While being stuck in my bedroom for days, due to COVID, I got a lot of reading done. As noted previously, I had put a lot of books on hold during the summer and delayed them. Initially they were delayed until the end of September, then I pushed them back to the end of October, then to the end of November. I planned to push them back again and forgot, so at the start of December, book after book kept showing up for me at the library. That turned out to be fantastic as I had lots of time to read. These are the books for adults I read while I was stuck on my own.
The Bad Muslim Discount is written in two voices. One, the male, is mostly hilarious. The other, the female voice, is heartbreaking and hard to read.
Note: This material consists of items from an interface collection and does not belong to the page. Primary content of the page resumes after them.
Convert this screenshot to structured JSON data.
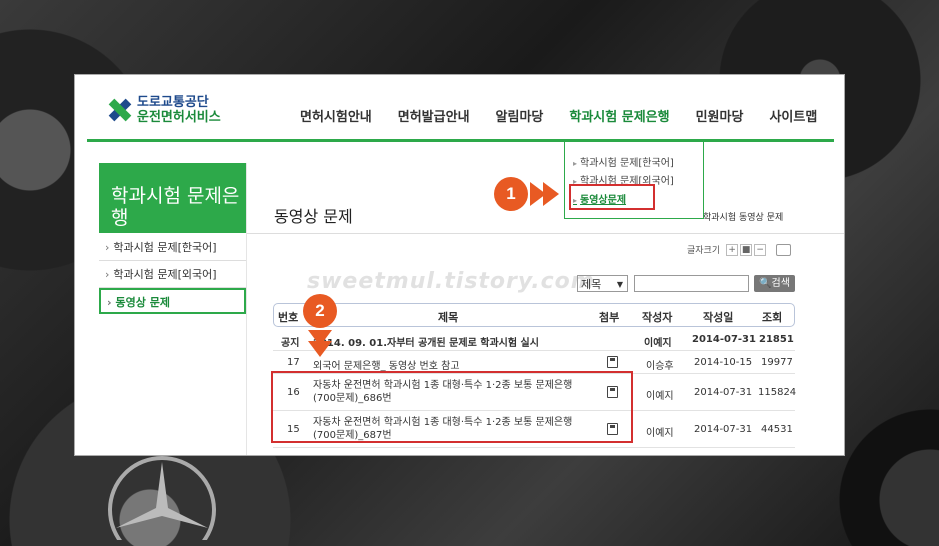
{
  "brand": {
    "line1": "도로교통공단",
    "line2": "운전면허서비스"
  },
  "nav": {
    "items": [
      "면허시험안내",
      "면허발급안내",
      "알림마당",
      "학과시험 문제은행",
      "민원마당",
      "사이트맵"
    ],
    "active_index": 3
  },
  "dropdown": {
    "items": [
      "학과시험 문제[한국어]",
      "학과시험 문제[외국어]",
      "동영상문제"
    ],
    "selected_index": 2
  },
  "sidebar": {
    "title": "학과시험 문제은행",
    "items": [
      "학과시험 문제[한국어]",
      "학과시험 문제[외국어]",
      "동영상 문제"
    ]
  },
  "content": {
    "title": "동영상 문제",
    "breadcrumb": "학과시험 동영상 문제",
    "fontsize_label": "글자크기",
    "fontsize_plus": "+",
    "fontsize_reset": "■",
    "fontsize_minus": "−"
  },
  "watermark": "sweetmul.tistory.com",
  "search": {
    "select_value": "제목",
    "input_value": "",
    "button_label": "검색"
  },
  "table": {
    "headers": [
      "번호",
      "제목",
      "첨부",
      "작성자",
      "작성일",
      "조회"
    ],
    "rows": [
      {
        "num": "공지",
        "title": "2014. 09. 01.자부터 공개된 문제로 학과시험 실시",
        "author": "이예지",
        "date": "2014-07-31",
        "views": "21851",
        "attach": false
      },
      {
        "num": "17",
        "title": "외국어 문제은행_ 동영상 번호 참고",
        "author": "이승후",
        "date": "2014-10-15",
        "views": "19977",
        "attach": true
      },
      {
        "num": "16",
        "title": "자동차 운전면허 학과시험 1종 대형·특수 1·2종 보통 문제은행(700문제)_686번",
        "author": "이예지",
        "date": "2014-07-31",
        "views": "115824",
        "attach": true
      },
      {
        "num": "15",
        "title": "자동차 운전면허 학과시험 1종 대형·특수 1·2종 보통 문제은행(700문제)_687번",
        "author": "이예지",
        "date": "2014-07-31",
        "views": "44531",
        "attach": true
      }
    ]
  },
  "annotations": {
    "step1": "1",
    "step2": "2"
  },
  "colors": {
    "accent_green": "#2da94a",
    "annotation_orange": "#e85a23",
    "highlight_red": "#d32f2f"
  }
}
Interestingly enough, the male is more likeable (which is probably not something I should admit to). I read this book in less than a day and loved it. Many of the more minor characters were especially fabulous. The title comes from one of them, the landlord of an apartment complex where both characters end up living. He was one of my favorites. This is a first novel and I hope Masood keeps writing. (My sister recommended this one to me. I’m so proud when I know what made me put a book on my to read list.)
This book, Matrix, was one of a series of books that Roxane Gay tweeted about and recommended. I think I only put a couple of the books on hold (the other will be in a future post), showing great restraint. This book was tough for me at the start, as it is not a typical read for me. It’s about a woman in the 12th century who becomes the head of a nunnery. There was essentially no dialogue, something that frequently makes a book difficult for me. I didn’t immediately connect with any of the characters, another challenge for me. I never truly liked the main character, but other characters were amazing and I did find myself greatly respecting the main character. I wouldn’t say I loved this book, but I am glad that I read it.
I was not familiar with Ross Gay before reading this book (which I have no idea what caused it to be on my list) and I now adore him. These short essays range greatly. Some of them made me laugh, others really touched me, and some were not memorable to me. I love the idea of finding something delightful in each day and his delights did fascinate me. I think it would have been better to have read this book over a longer period of time and sat with the delights a bit longer. It’s not a book to be read quickly and I read it quicker than I think I should have done.
Oh my goodness, this book. I read this one because it was recommended by my sister-in-law. If I remember correctly, the author used to be the art teacher at her kids’ school. This is a collection of five short stories and the title novella. The short stories are impressive. They are definitely short, all under about 20 pages. They create whole worlds and are heavy in that short while. But they have nothing on the novella. I read it (about 160 pages) in one evening and then couldn’t go to sleep. On the publisher’s website it is described in this way:
Set in the near future, the eponymous novella, “My Monticello,” tells of a diverse group of Charlottesville neighbors fleeing violent white supremacists. Led by Da’Naisha, a young Black descendant of Thomas Jefferson and Sally Hemings, they seek refuge in Jefferson’s historic plantation home in a desperate attempt to outlive the long-foretold racial and environmental unravelling within the nation.
Maybe the story wouldn’t have hit me as hard if I didn’t know Charlottesville as well as I do now, having married into a family that lives there and spending time there over the past quarter century. Maybe. But I think it’s more than that. The story feels post-apocalyptical. Typically I’m not a huge fan of that but it also hasn’t ever felt so real. This story felt like it’s just inches away from happening. It’s a story that will be sitting with me for a very long time, I believe.
I read light books, usually mysteries, sometimes romances. I’m good with that as I strongly believe in reading widely, including things that are candy for the brain. It’s books like these here, though, that are the ones that stick with me, that change me, that help grow. I enjoyed all of these (although enjoyed is not really the word I would use for Matrix or My Monticello but it is the best I can find to encompass this reading) and they all pushed me to think more deeply about things that I want to learn more about and better understand; how religion and race play roles in our society, what it means to be a woman or to be Black or to be both, choices people make both conscious and subconscious and why we do so, and how authors craft a story.